It might be a long shot, but the UK National Archives has an amazing in-depth research guide for refugees topics and records research.  This is a sizable guide, but it has a lot of great links and information.

I always tell my patrons to reach out to those relatives who might be able to answer your questions.  A silent parent might have a chatty sibling or cousin who is willing to talk to you.  Remember, if at first you don’t fricassee, fry, fry, a hen.

Reminder: Don’t miss the next FPLD Genealogy Club Meeting on Wednesday, September 21 at 7 p.m. in Meeting Room A.  Genealogy speaker Robin Seidenberg will present To Tell or Not to Tell : Should the Family Skeleton Stay in the Closet?

How would you deal with suicide or the cousin who kept her “cough medicine” (liquor) behind the refrigerator? What about the relatives whose birth dates are not on their tombstones because they always lied about their ages?

Robin will present various family situations. Participants in the discussion group will share ideas and learn from one another.
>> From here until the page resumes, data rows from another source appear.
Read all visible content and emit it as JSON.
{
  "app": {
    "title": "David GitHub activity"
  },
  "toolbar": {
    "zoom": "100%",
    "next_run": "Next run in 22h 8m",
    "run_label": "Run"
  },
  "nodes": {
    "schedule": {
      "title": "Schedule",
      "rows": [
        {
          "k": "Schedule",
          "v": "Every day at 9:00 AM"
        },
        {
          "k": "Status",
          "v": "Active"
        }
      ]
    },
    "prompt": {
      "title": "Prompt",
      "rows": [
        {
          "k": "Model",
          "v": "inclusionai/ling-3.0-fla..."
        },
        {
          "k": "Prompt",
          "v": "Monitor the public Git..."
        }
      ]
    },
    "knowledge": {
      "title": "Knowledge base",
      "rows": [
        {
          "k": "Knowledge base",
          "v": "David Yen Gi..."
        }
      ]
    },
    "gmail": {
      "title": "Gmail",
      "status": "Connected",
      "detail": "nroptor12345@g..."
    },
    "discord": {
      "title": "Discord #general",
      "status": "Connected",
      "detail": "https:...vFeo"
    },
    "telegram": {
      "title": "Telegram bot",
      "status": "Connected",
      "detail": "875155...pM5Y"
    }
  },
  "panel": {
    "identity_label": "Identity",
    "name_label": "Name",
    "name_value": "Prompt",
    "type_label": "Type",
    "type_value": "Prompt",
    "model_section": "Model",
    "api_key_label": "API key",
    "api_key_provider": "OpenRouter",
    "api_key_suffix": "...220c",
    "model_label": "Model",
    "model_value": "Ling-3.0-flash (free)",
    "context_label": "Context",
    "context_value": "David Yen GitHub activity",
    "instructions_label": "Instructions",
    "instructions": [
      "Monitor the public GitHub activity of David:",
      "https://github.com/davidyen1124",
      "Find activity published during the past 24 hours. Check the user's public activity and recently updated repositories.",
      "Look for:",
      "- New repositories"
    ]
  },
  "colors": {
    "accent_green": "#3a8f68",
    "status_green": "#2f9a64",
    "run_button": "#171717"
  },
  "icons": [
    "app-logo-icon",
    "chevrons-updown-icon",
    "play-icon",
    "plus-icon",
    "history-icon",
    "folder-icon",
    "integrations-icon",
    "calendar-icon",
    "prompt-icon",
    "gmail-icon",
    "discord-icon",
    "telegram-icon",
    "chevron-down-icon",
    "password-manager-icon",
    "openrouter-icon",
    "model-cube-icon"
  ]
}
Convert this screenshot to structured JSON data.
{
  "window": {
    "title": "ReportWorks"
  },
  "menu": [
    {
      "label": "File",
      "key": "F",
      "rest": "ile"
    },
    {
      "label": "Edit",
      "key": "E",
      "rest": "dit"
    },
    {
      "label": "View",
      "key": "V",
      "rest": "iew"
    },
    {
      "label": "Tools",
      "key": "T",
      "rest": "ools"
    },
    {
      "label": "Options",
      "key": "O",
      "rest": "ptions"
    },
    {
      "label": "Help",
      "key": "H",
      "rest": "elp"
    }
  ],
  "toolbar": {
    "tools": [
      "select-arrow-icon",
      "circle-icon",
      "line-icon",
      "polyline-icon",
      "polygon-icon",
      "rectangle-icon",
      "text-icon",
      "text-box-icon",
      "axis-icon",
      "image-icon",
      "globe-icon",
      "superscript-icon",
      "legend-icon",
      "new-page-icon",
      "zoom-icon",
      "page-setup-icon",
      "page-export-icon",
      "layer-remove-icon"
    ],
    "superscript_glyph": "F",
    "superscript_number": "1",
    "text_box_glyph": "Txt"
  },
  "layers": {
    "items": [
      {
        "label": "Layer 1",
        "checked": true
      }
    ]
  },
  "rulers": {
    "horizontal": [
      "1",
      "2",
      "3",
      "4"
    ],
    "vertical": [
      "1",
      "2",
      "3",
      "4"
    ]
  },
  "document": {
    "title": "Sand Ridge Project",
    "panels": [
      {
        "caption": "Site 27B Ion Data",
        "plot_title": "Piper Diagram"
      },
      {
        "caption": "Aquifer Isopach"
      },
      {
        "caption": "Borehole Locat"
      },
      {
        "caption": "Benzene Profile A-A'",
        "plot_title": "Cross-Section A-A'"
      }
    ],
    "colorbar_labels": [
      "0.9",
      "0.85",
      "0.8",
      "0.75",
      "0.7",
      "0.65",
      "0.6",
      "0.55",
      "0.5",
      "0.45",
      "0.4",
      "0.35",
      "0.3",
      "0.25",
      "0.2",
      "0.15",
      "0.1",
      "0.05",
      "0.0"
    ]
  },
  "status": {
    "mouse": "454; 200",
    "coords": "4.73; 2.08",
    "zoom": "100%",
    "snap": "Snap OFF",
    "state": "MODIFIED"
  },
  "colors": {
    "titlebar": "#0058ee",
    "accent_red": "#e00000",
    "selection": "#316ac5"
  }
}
Ultimately each person will determine the most comfortable way to handle these issues

Which brings us to the question/comment of the day: What have you done to overcome the gaps in your family genealogy?

Post your interesting or creative responses in the comment area below.

See you at the Library!

Debra

Posted in Databases, European Research | Tagged , , , , , | 1 Comment